Letter of intent


What is the ideal time to announce your next step from High school to college in baseball. Assuming of course, your sought after. I am seeing many kids sign before senior seasons. What are the different variables? If highly sought after should you not try for the draft, or is it like football when you declare for the draft you become ineligible for college? Speaking as a parent to guide my kid


You can’t sign a Letter of Intent until November of your senior season (actually this week).

You can verbal at any time. The ideal time is when you’ve gotten the right offer from a school that wants you and where you want to go for your education and play baseball. My kid committed in the summer after his sophomore year, because the right school offered. There’s no magic answer.

There is no declaring for the draft in HS. Teams draft you if they want you, in June of your senior year. You then have a choice, go pro or go to college. You don’t have a choice before then or have to give up college eligibility to be drafted.


Advice so far should be very helpful. I’d like to add just a slight bit of thinking to the process.

This subject is like a slam-bam to consider. Like going into a black hole and guessing how things will turn out coming out of said hole. So, I would suggest considering yourself, your son/daughter, both of you, like a marketing strategy for a new product or service. And like any marketing strategy, someone has to want “it” because of an added value to whatever it is the buyer sees filling.

Ask yourselves these questions:

do you know who and what the potential buyer is - college, university, placement group, etc.?
do you have the background on who and what this buyer has attracted in the past?
are your credentials the same, or better, as those holding roster spots currently?
are you placing a “fair” value on yourskills to be truly sought after?
can you distinguish between just being a number, or are you really being sought after for your talent?
have you reviewed the turnover of players that stay with the institution(s) interested in you?
are the institutions interested in you in an area that has a bumper crop of talent - if so, why contact you?
are rosters made up of those players within a fifty (50) mile radius of those institutions contacting you?

Also, are you considering yourself marketable? Are you thinking … “wow, someone wants me to pay ball!” Well, don’t think that way. Why? If you’re good enough to be contacted, someone must see something in you that is needed and wanted. Going into a “contact” with someone(s) that gives you the attitude of… “we’ve got plenty of kids that apply here,” is probably right, BUT, that should tell you how little they, and others, think about the follow up to purpose for contacting you.
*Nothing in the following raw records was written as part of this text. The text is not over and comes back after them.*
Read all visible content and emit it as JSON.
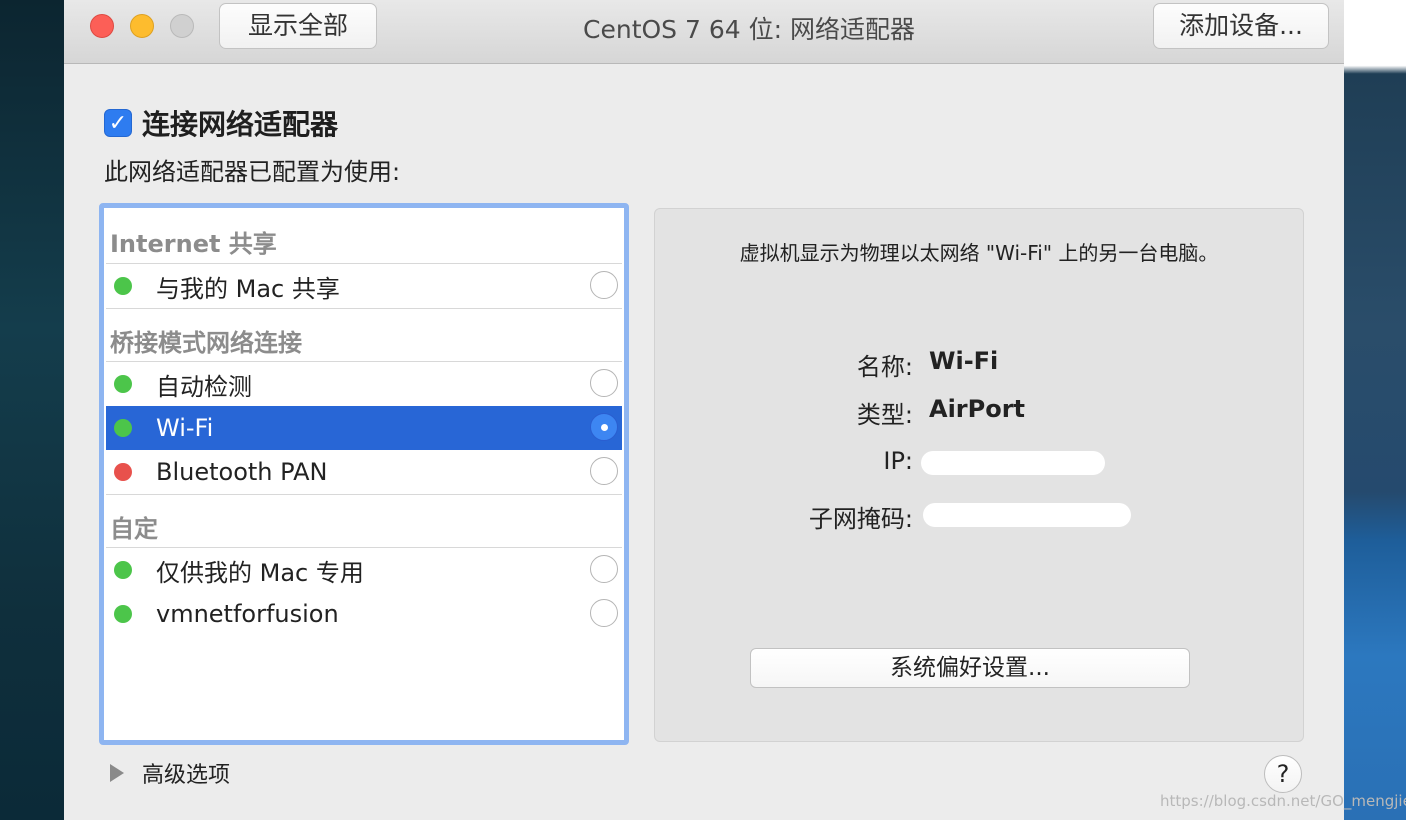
{
  "window": {
    "title": "CentOS 7 64 位: 网络适配器",
    "show_all_label": "显示全部",
    "add_device_label": "添加设备..."
  },
  "connect": {
    "checked": true,
    "label": "连接网络适配器"
  },
  "config_text": "此网络适配器已配置为使用:",
  "adapter_list": {
    "sections": [
      {
        "header": "Internet 共享",
        "items": [
          {
            "label": "与我的 Mac 共享",
            "status": "green",
            "selected": false
          }
        ]
      },
      {
        "header": "桥接模式网络连接",
        "items": [
          {
            "label": "自动检测",
            "status": "green",
            "selected": false
          },
          {
            "label": "Wi-Fi",
            "status": "green",
            "selected": true
          },
          {
            "label": "Bluetooth PAN",
            "status": "red",
            "selected": false
          }
        ]
      },
      {
        "header": "自定",
        "items": [
          {
            "label": "仅供我的 Mac 专用",
            "status": "green",
            "selected": false
          },
          {
            "label": "vmnetforfusion",
            "status": "green",
            "selected": false
          }
        ]
      }
    ]
  },
  "details": {
    "description": "虚拟机显示为物理以太网络 \"Wi-Fi\" 上的另一台电脑。",
    "name_label": "名称:",
    "name_value": "Wi-Fi",
    "type_label": "类型:",
    "type_value": "AirPort",
    "ip_label": "IP:",
    "subnet_label": "子网掩码:",
    "system_prefs_label": "系统偏好设置..."
  },
  "advanced_label": "高级选项",
  "help_label": "?",
  "watermark": "https://blog.csdn.net/GO_mengjie",
  "colors": {
    "selection": "#2866d6",
    "status_green": "#4cc54a",
    "status_red": "#e8514c",
    "focus_ring": "#8eb5f1"
  }
}
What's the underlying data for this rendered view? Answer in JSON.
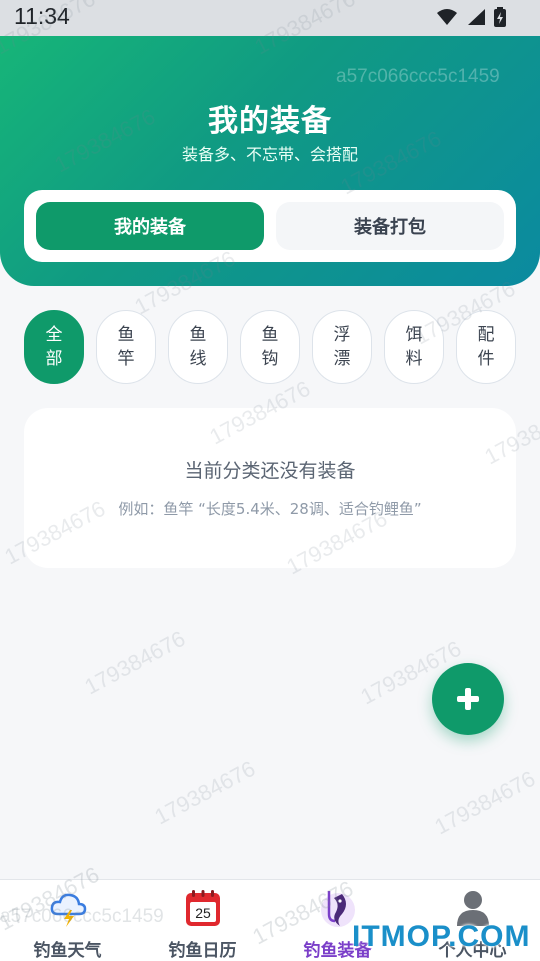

Don’t act smug or full-of-it. Just be mindful that contacts have a purpose behind them. You and the party(s) that your corresponding with should be on equal footing and see each other at eye level, not one look up or down at each other.

One last thing, if you really have the talent that is wanted and recognized, keep your thoughts and expressions to yourself. Being known that you’re considering a particular choice over all others can narrow your future prospects. I personally have seen this dash the hopes and good intentions of a lot of eligible talent.

My sincere best wishes with your baseball experience.

Coach B.


Not too long ago I was in your shoes. I can tell you from experience that you and your son are in for some of the biggest high’s and lows emotionaly. I wrote a post not too long ago that you might want to read “ I’d like to offer some help, been there did it done it “ it kinda highlights in a nut shell our experience.
My best advice though, be patient! Don’t just jump on a offer because it’s there. My son never committed till the summer following his senior year in high school because of he wanted to make sure he/we looked at all options. Make sure the school and program is what he’s looking for. In the post I wrote that my son was recruited by a very good D1 program, but it just wasn’t the right fit for my son at the time.